• _Exercise directions_: Every line in the entries where "square" is found should be copied.

══ Given information ══

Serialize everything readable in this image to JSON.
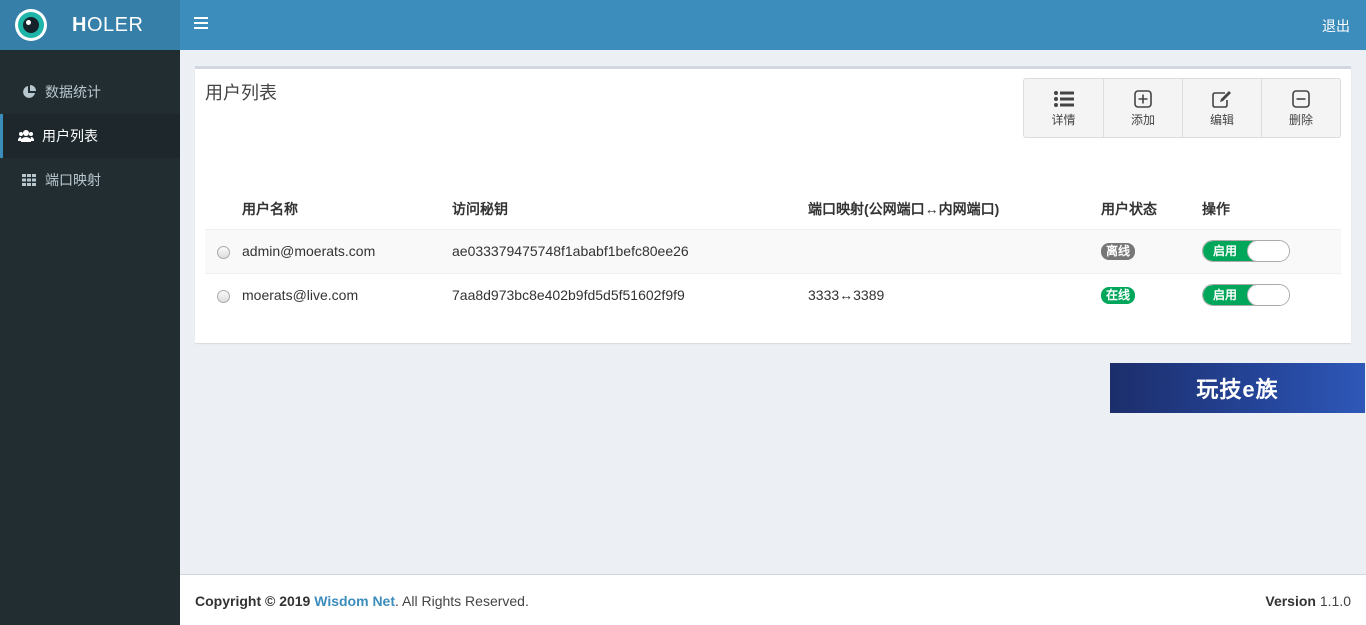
{
  "app": {
    "logo_bold": "H",
    "logo_rest": "OLER",
    "logout_label": "退出"
  },
  "sidebar": {
    "items": [
      {
        "label": "数据统计",
        "icon": "pie-chart-icon"
      },
      {
        "label": "用户列表",
        "icon": "users-icon",
        "active": true
      },
      {
        "label": "端口映射",
        "icon": "grid-icon"
      }
    ]
  },
  "main": {
    "title": "用户列表",
    "toolbar": [
      {
        "label": "详情",
        "icon": "list-icon"
      },
      {
        "label": "添加",
        "icon": "plus-square-icon"
      },
      {
        "label": "编辑",
        "icon": "edit-icon"
      },
      {
        "label": "删除",
        "icon": "minus-square-icon"
      }
    ],
    "table": {
      "columns": [
        "用户名称",
        "访问秘钥",
        "端口映射(公网端口↔内网端口)",
        "用户状态",
        "操作"
      ],
      "rows": [
        {
          "name": "admin@moerats.com",
          "key": "ae033379475748f1ababf1befc80ee26",
          "ports": "",
          "status": "离线",
          "status_color": "#777777",
          "toggle": "启用"
        },
        {
          "name": "moerats@live.com",
          "key": "7aa8d973bc8e402b9fd5d5f51602f9f9",
          "ports": "3333↔3389",
          "status": "在线",
          "status_color": "#00a65a",
          "toggle": "启用"
        }
      ]
    }
  },
  "banner": {
    "text": "玩技e族"
  },
  "footer": {
    "copyright_prefix": "Copyright © 2019",
    "company": "Wisdom Net",
    "copyright_suffix": ". All Rights Reserved.",
    "version_label": "Version",
    "version_value": "1.1.0"
  },
  "colors": {
    "header": "#3c8dbc",
    "logo_bar": "#367fa9",
    "sidebar": "#222d32",
    "success": "#00a65a"
  }
}
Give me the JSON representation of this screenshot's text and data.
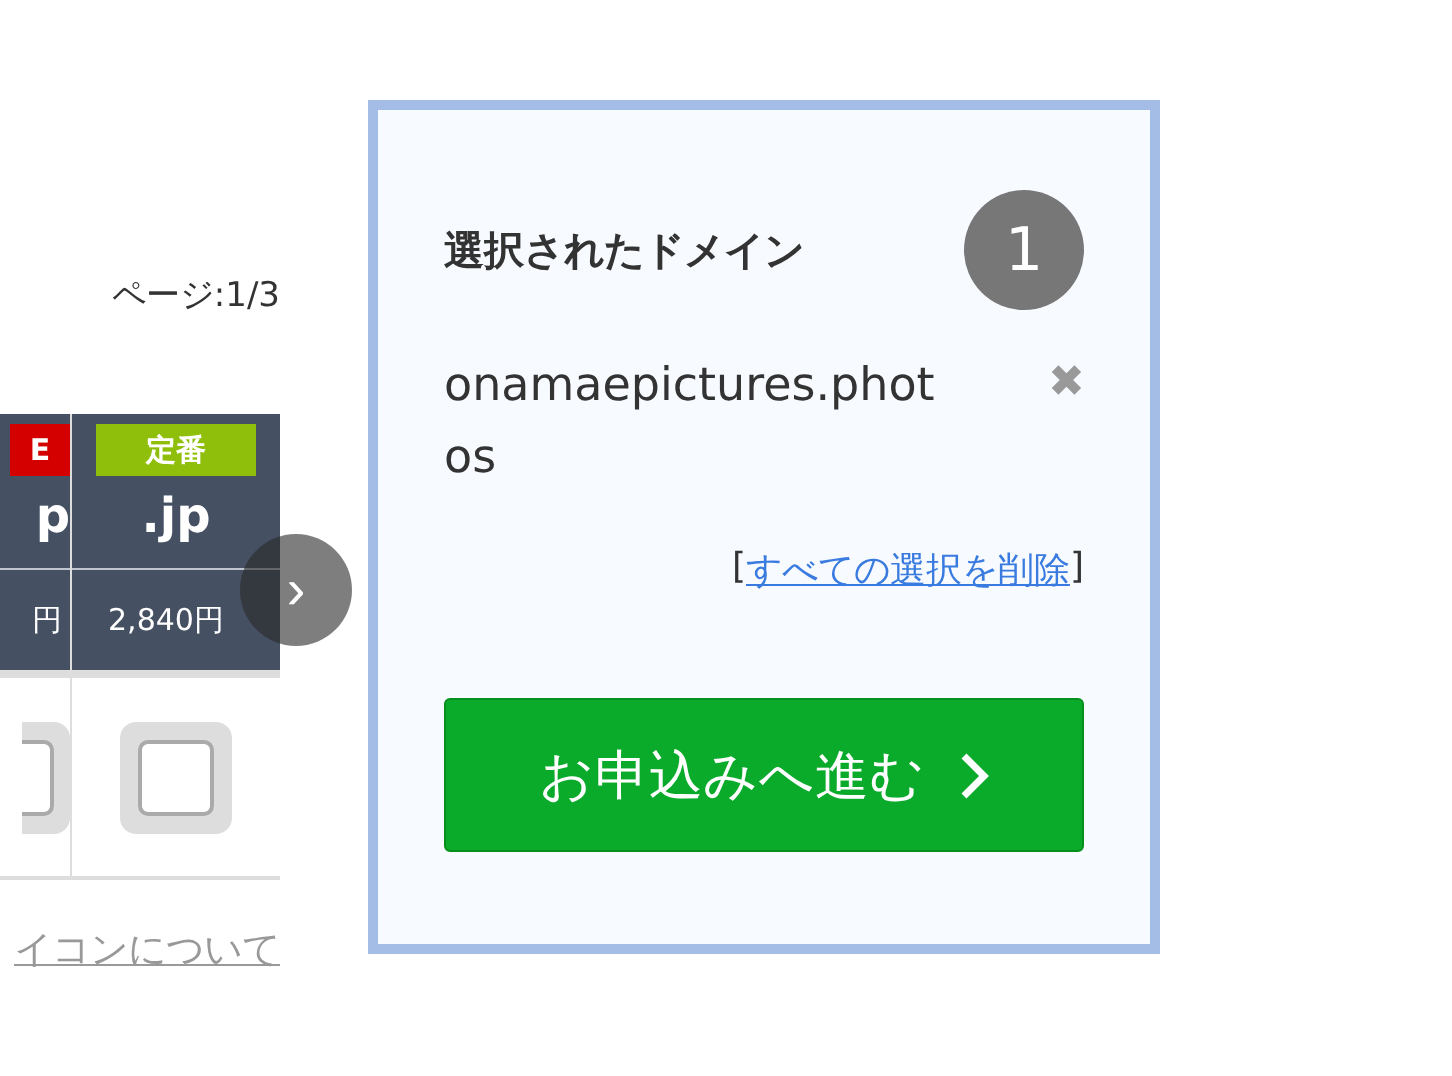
{
  "pager": {
    "label": "ページ:1/3"
  },
  "columns": [
    {
      "badge": "E",
      "color": "#d40000",
      "tld": "p",
      "price": "円",
      "checked": false
    },
    {
      "badge": "定番",
      "color": "#8fbf0a",
      "tld": ".jp",
      "price": "2,840円",
      "checked": false
    }
  ],
  "next_button": {
    "label": "›"
  },
  "footer_link": "イコンについて",
  "selection": {
    "title": "選択されたドメイン",
    "count": "1",
    "domains": [
      {
        "name": "onamaepictures.photos",
        "remove": "✖"
      }
    ],
    "clear_open": "[",
    "clear_link": "すべての選択を削除",
    "clear_close": "]",
    "submit": "お申込みへ進む"
  }
}
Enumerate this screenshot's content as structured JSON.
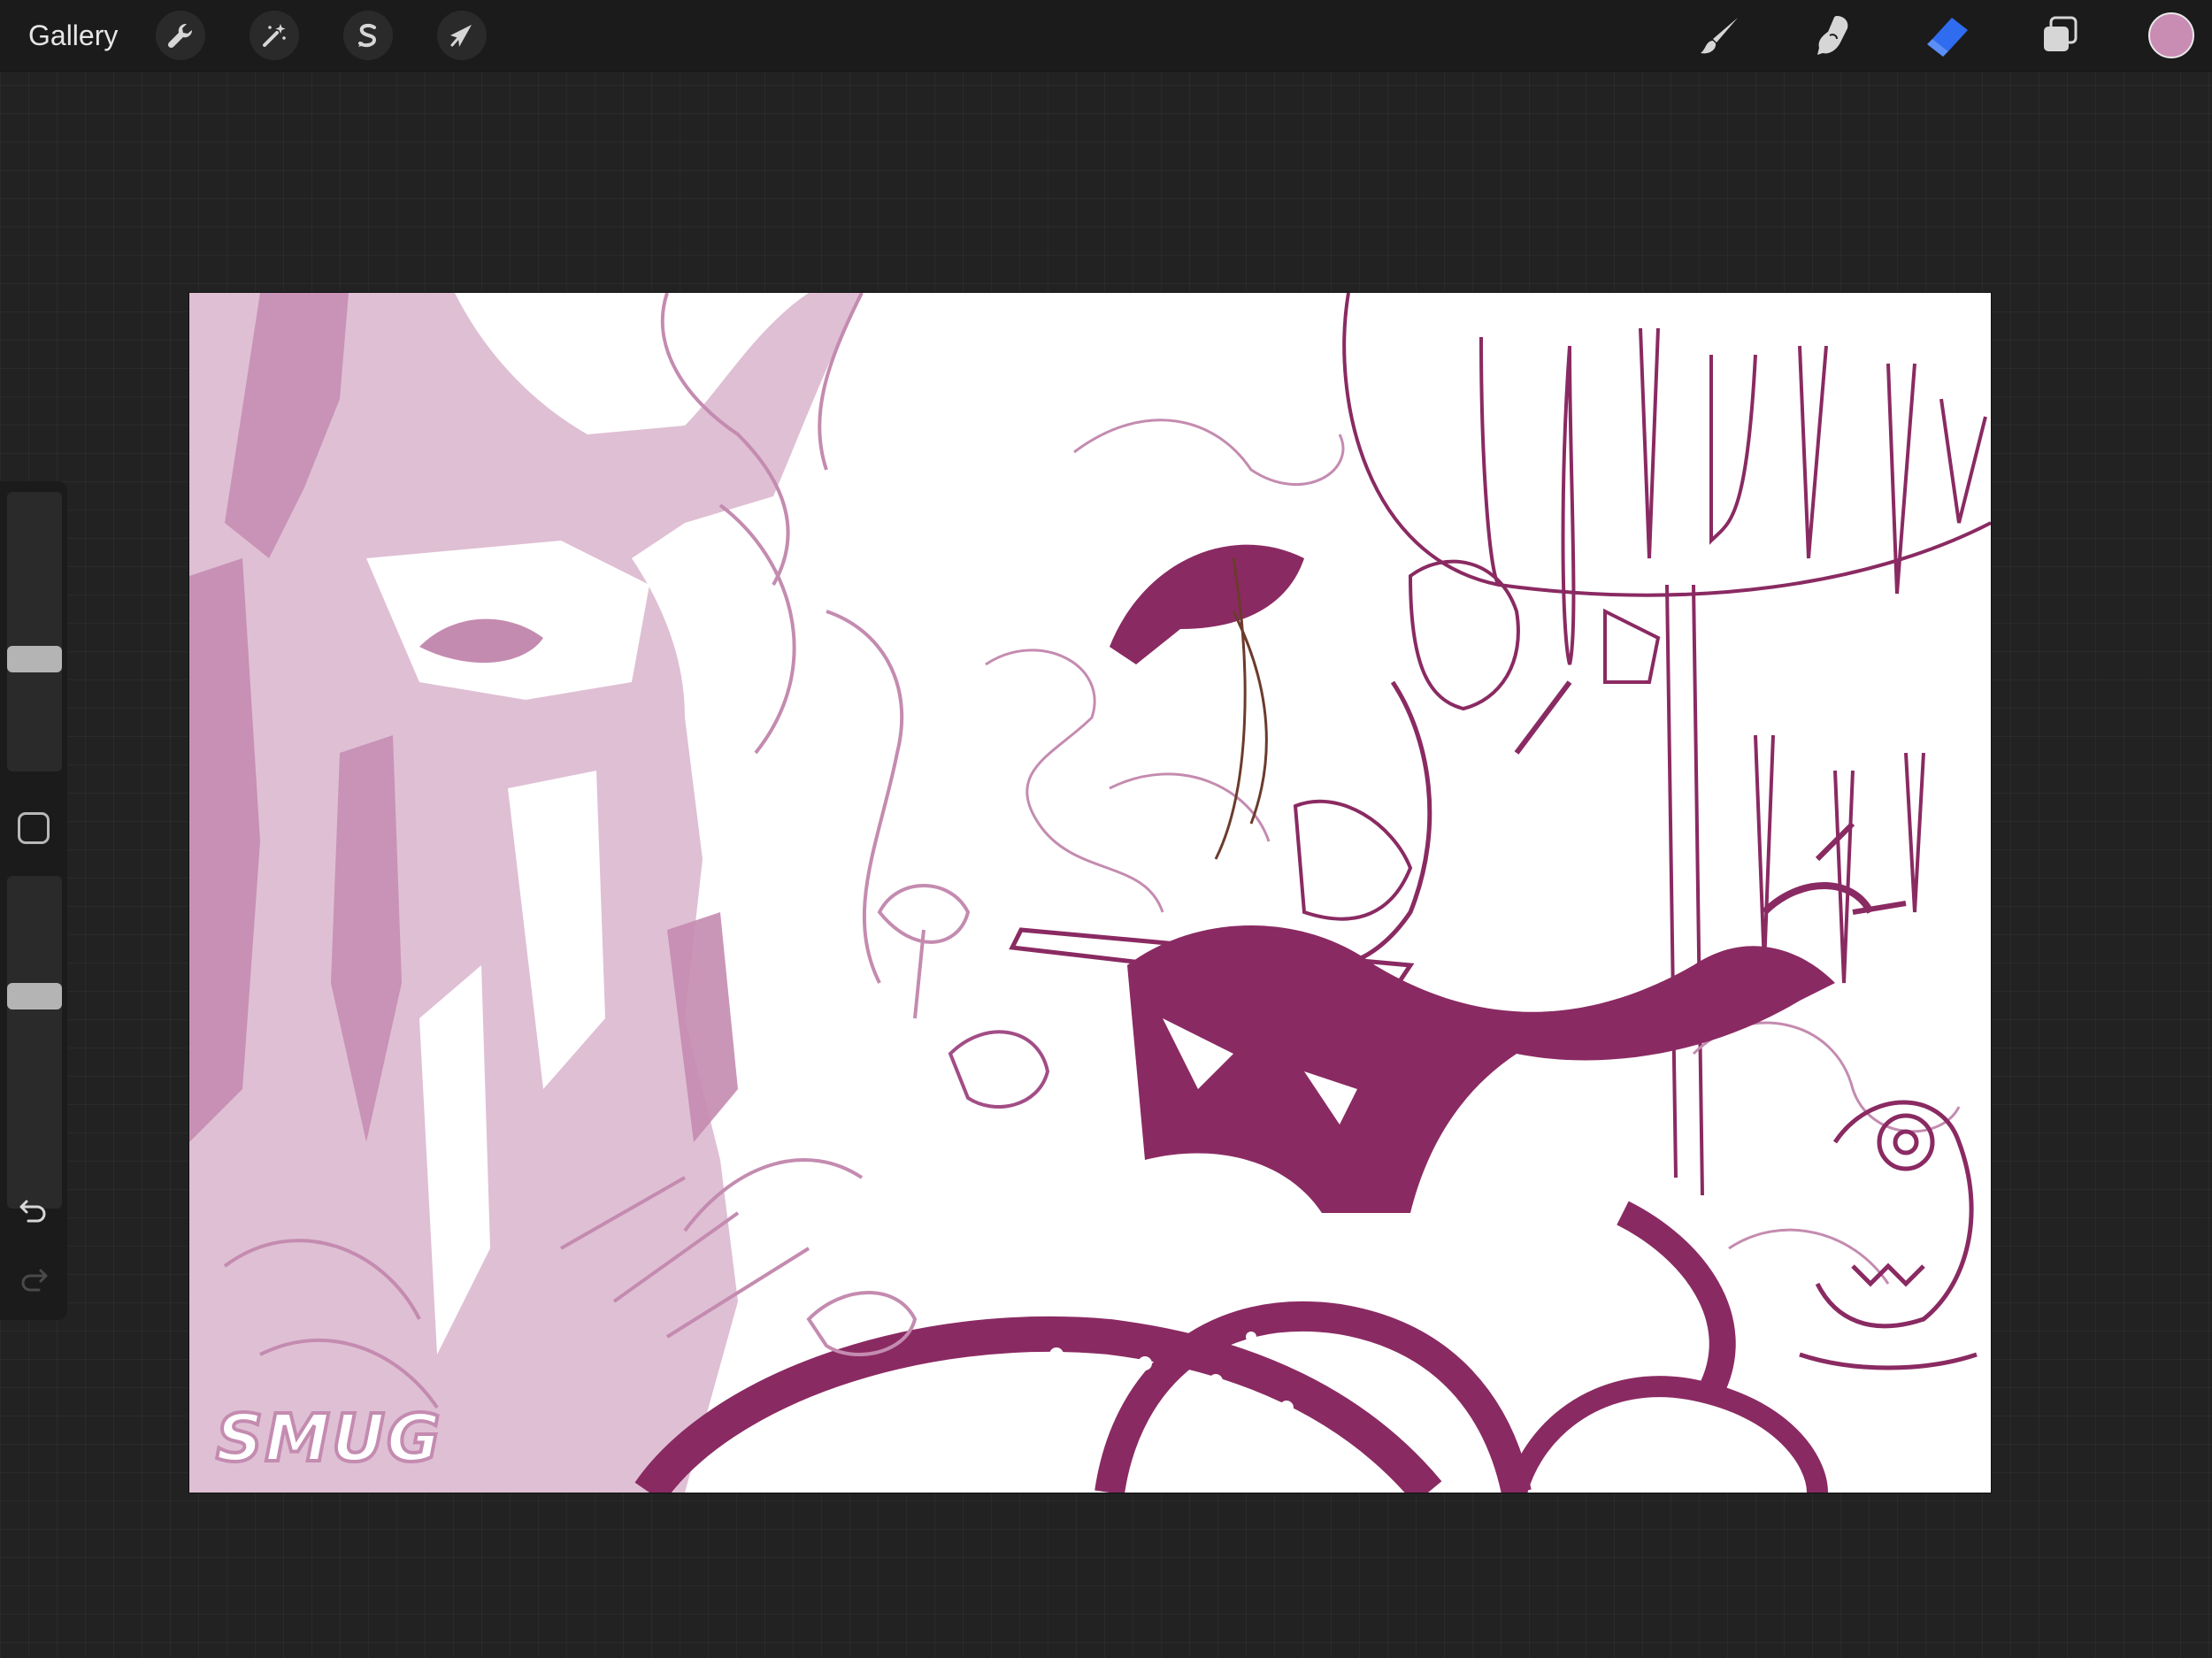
{
  "toolbar": {
    "gallery_label": "Gallery",
    "left_tools": [
      {
        "name": "actions",
        "icon": "wrench-icon"
      },
      {
        "name": "adjustments",
        "icon": "magic-wand-icon"
      },
      {
        "name": "selection",
        "icon": "selection-s-icon"
      },
      {
        "name": "transform",
        "icon": "arrow-cursor-icon"
      }
    ],
    "right_tools": [
      {
        "name": "brush",
        "icon": "brush-icon",
        "active": false
      },
      {
        "name": "smudge",
        "icon": "smudge-finger-icon",
        "active": false
      },
      {
        "name": "eraser",
        "icon": "eraser-icon",
        "active": true
      },
      {
        "name": "layers",
        "icon": "layers-icon",
        "active": false
      }
    ],
    "current_color": "#c98db4"
  },
  "sidebar": {
    "brush_size_level": 0.39,
    "opacity_level": 0.65,
    "modify_icon": "square-modify-icon",
    "undo_icon": "undo-icon",
    "redo_icon": "redo-icon",
    "redo_enabled": false
  },
  "canvas": {
    "artwork_text": "SMUG",
    "colors": {
      "ink_dark": "#8a2a62",
      "ink_mid": "#a24d86",
      "ink_light": "#c48bb0",
      "accent_brown": "#6b3b2c",
      "eraser_active": "#2f6cf0"
    }
  }
}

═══

• _Solved problem_:
        "icon": "plus-square-icon"
        "icon": "minus-square-icon"
    "modify_icon": "square-modify-icon",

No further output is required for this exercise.